Tsipras's statements drew harsh criticism from the opposition, with New Democracy, which has a lead of 11 percent according to a weekend poll, dismissing them as a “swan song by a cynical prime minister.” Movement for Change (KINAL) chief Fofi Gennimata, meanwhile, accused the leftist of pedaling “poverty and crumbs,” and making promises of handouts that other governments will have to implement.

On Saturday, Tsipras announced reductions of corporate tax to 25 from 29 percent as of next year and of value-added from 24 to 22 percent. He also pledged to slash the ENFIA property tax by up to 50 percent for lower income households and reduce social security contributions by the self-employed and farmers by up to 35 percent.

Seeking to allay the concerns of Greece’s lenders, Tsipras vowed, however, to stick to agreed fiscal targets and reforms.

Greece has committed to an annual primary budget surplus of 3.5 percent of gross domestic product up to 2022. In response to concerns that the recent financial turmoil will compromise Greece’s ability to tap the markets, Tsipras said the country is shielded for the next two years because of the liquidity buffer it has accumulated.

As for pension cuts, Tsipras said that if the data shows, as he expects, that the Greek economy will exceed primary surplus targets in 2019, then the argument for extra cuts, championed by the International Monetary Fund, will be invalidated.

With regard to foreign policy, he rejected claims that the government was pressured by foreign countries to resolve the name issue with the Former Yugoslav Republic of Macedonia and said that Greece initiated the talks.

The deal has drawn strong opposition and protesters clashed with riot police on Saturday over the issue. Eight people were arrested and 15 officers were injured, while extensive damages was reported.

Junior coalition party, the Independent Greeks (ANEL) and its leader Panos Kammenos have repeatedly expressed their opposition to any name deal that includes the term “Macedonia.” Nonetheless, Tsipras said stressed that Kammenos will not jeopardize economic recovery and political stability.

As for elections, Tsipras said his “strategic choice” is to hold general elections at end of the government's mandate in 2019.

Subscribe to our Newsletters

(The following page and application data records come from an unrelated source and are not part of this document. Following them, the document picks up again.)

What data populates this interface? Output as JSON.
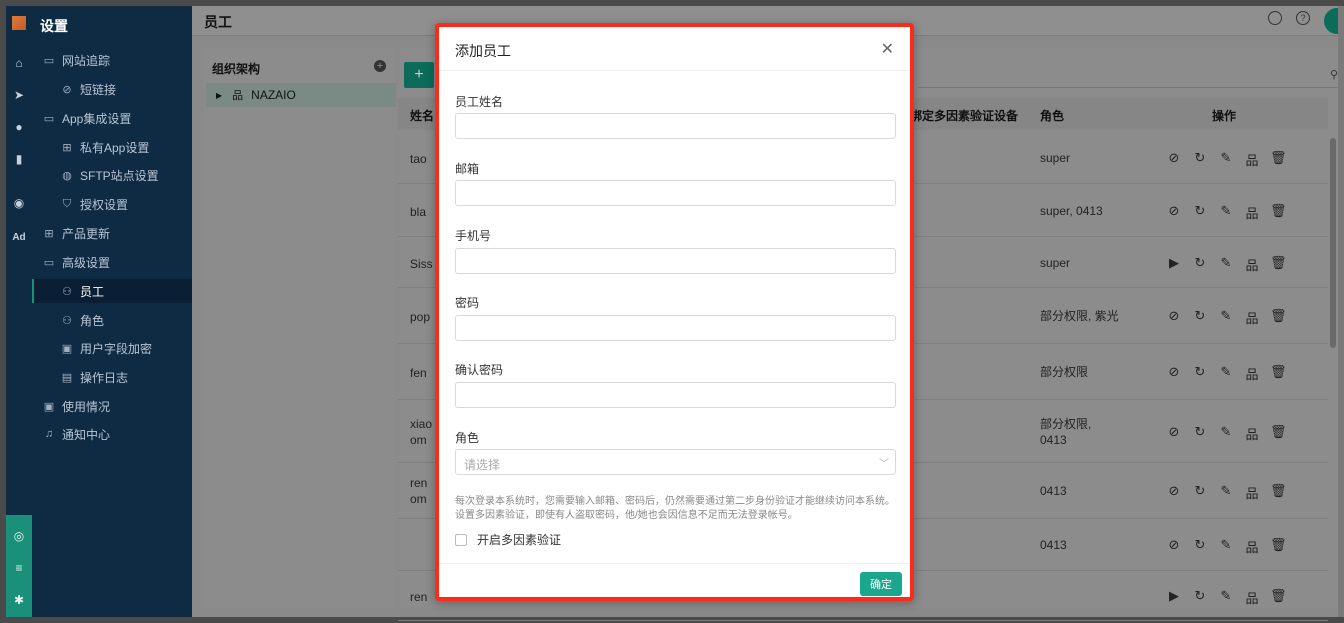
{
  "sidebar": {
    "title": "设置",
    "items": [
      {
        "label": "网站追踪",
        "icon": "folder-icon",
        "level": 1
      },
      {
        "label": "短链接",
        "icon": "link-icon",
        "level": 2
      },
      {
        "label": "App集成设置",
        "icon": "folder-icon",
        "level": 1
      },
      {
        "label": "私有App设置",
        "icon": "apps-icon",
        "level": 2
      },
      {
        "label": "SFTP站点设置",
        "icon": "globe-icon",
        "level": 2
      },
      {
        "label": "授权设置",
        "icon": "shield-icon",
        "level": 2
      },
      {
        "label": "产品更新",
        "icon": "grid-icon",
        "level": 1
      },
      {
        "label": "高级设置",
        "icon": "folder-icon",
        "level": 1
      },
      {
        "label": "员工",
        "icon": "user-icon",
        "level": 2,
        "active": true
      },
      {
        "label": "角色",
        "icon": "user-role-icon",
        "level": 2
      },
      {
        "label": "用户字段加密",
        "icon": "lock-doc-icon",
        "level": 2
      },
      {
        "label": "操作日志",
        "icon": "log-icon",
        "level": 2
      },
      {
        "label": "使用情况",
        "icon": "usage-icon",
        "level": 1
      },
      {
        "label": "通知中心",
        "icon": "bell-icon",
        "level": 1
      }
    ]
  },
  "rail": {
    "items": [
      "home-icon",
      "send-icon",
      "user-icon",
      "chart-icon",
      "wechat-icon"
    ],
    "ad_label": "Ad"
  },
  "main": {
    "title": "员工",
    "org": {
      "header": "组织架构",
      "node": "NAZAIO"
    },
    "table": {
      "headers": {
        "name": "姓名",
        "mfa": "绑定多因素验证设备",
        "role": "角色",
        "ops": "操作"
      },
      "rows": [
        {
          "name": "tao",
          "role": "super",
          "first_op": "ban"
        },
        {
          "name": "bla",
          "role": "super, 0413",
          "first_op": "ban"
        },
        {
          "name": "Siss",
          "role": "super",
          "first_op": "play"
        },
        {
          "name": "pop",
          "role": "部分权限, 紫光",
          "first_op": "ban"
        },
        {
          "name": "fen",
          "role": "部分权限",
          "first_op": "ban"
        },
        {
          "name": "xiao\nom",
          "role": "部分权限,\n0413",
          "first_op": "ban"
        },
        {
          "name": "ren\nom",
          "role": "0413",
          "first_op": "ban"
        },
        {
          "name": "",
          "role": "0413",
          "first_op": "ban"
        },
        {
          "name": "ren",
          "role": "",
          "first_op": "play"
        }
      ]
    }
  },
  "modal": {
    "title": "添加员工",
    "fields": {
      "name_label": "员工姓名",
      "email_label": "邮箱",
      "phone_label": "手机号",
      "password_label": "密码",
      "confirm_label": "确认密码",
      "role_label": "角色",
      "role_placeholder": "请选择"
    },
    "note": "每次登录本系统时，您需要输入邮箱、密码后，仍然需要通过第二步身份验证才能继续访问本系统。设置多因素验证，即使有人盗取密码，他/她也会因信息不足而无法登录帐号。",
    "mfa_checkbox_label": "开启多因素验证",
    "ok_label": "确定"
  }
}
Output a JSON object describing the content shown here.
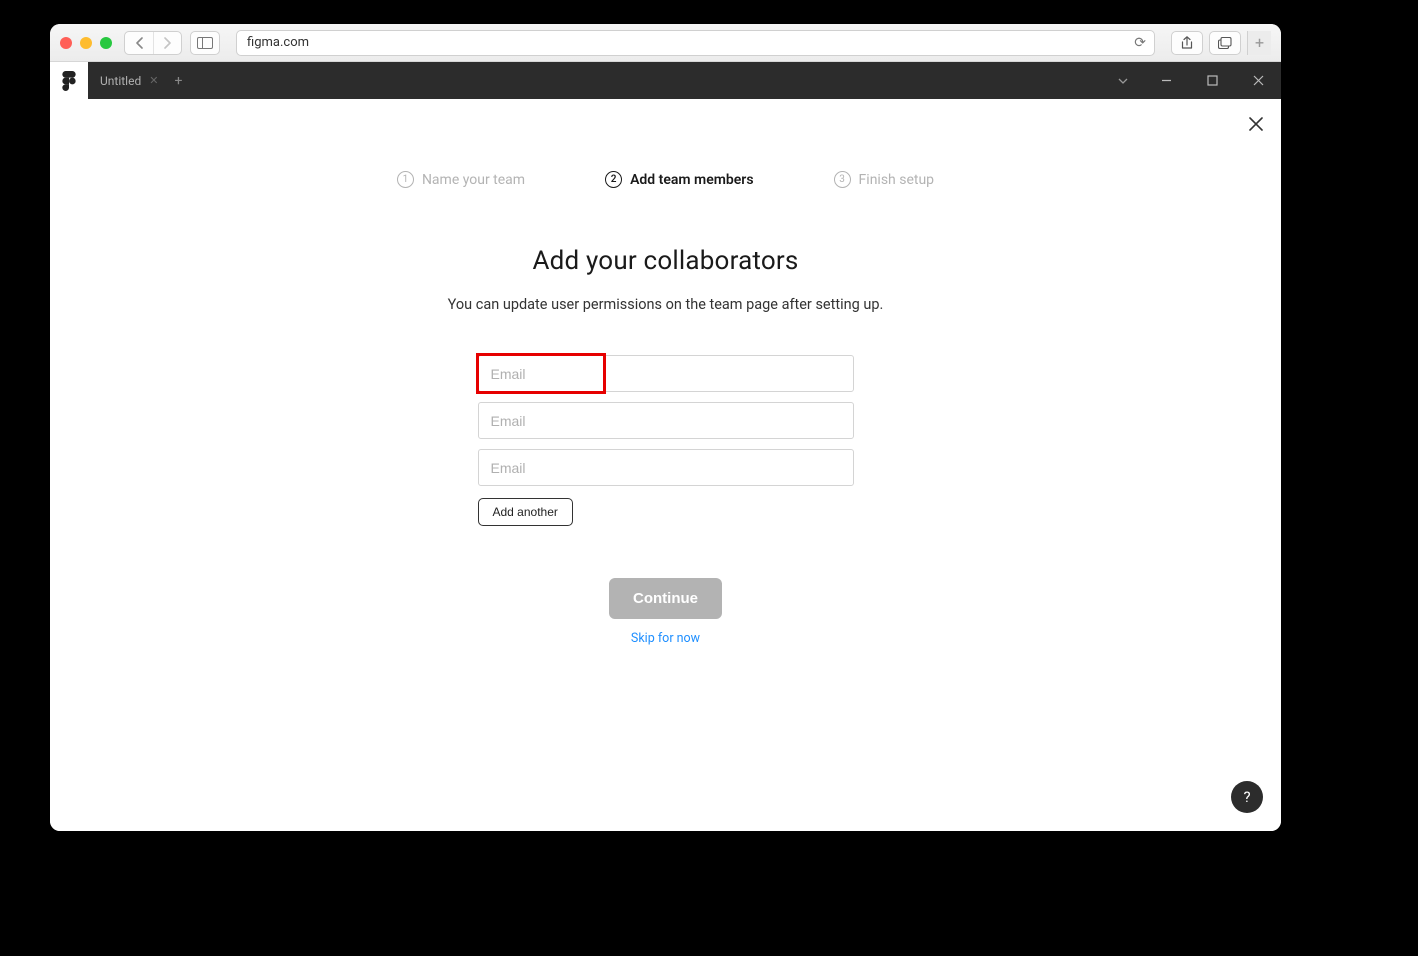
{
  "browser": {
    "url": "figma.com"
  },
  "app": {
    "tab_title": "Untitled"
  },
  "stepper": {
    "step1": {
      "num": "1",
      "label": "Name your team"
    },
    "step2": {
      "num": "2",
      "label": "Add team members"
    },
    "step3": {
      "num": "3",
      "label": "Finish setup"
    }
  },
  "form": {
    "heading": "Add your collaborators",
    "subheading": "You can update user permissions on the team page after setting up.",
    "email_placeholder": "Email",
    "add_another_label": "Add another",
    "continue_label": "Continue",
    "skip_label": "Skip for now"
  },
  "help": {
    "icon": "?"
  }
}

Enter your information below to receive our weekly newsletters with the latest insights, opinion pieces and current events straight to your inbox.

By signing up you are agreeing to our Terms of Service and Privacy Policy.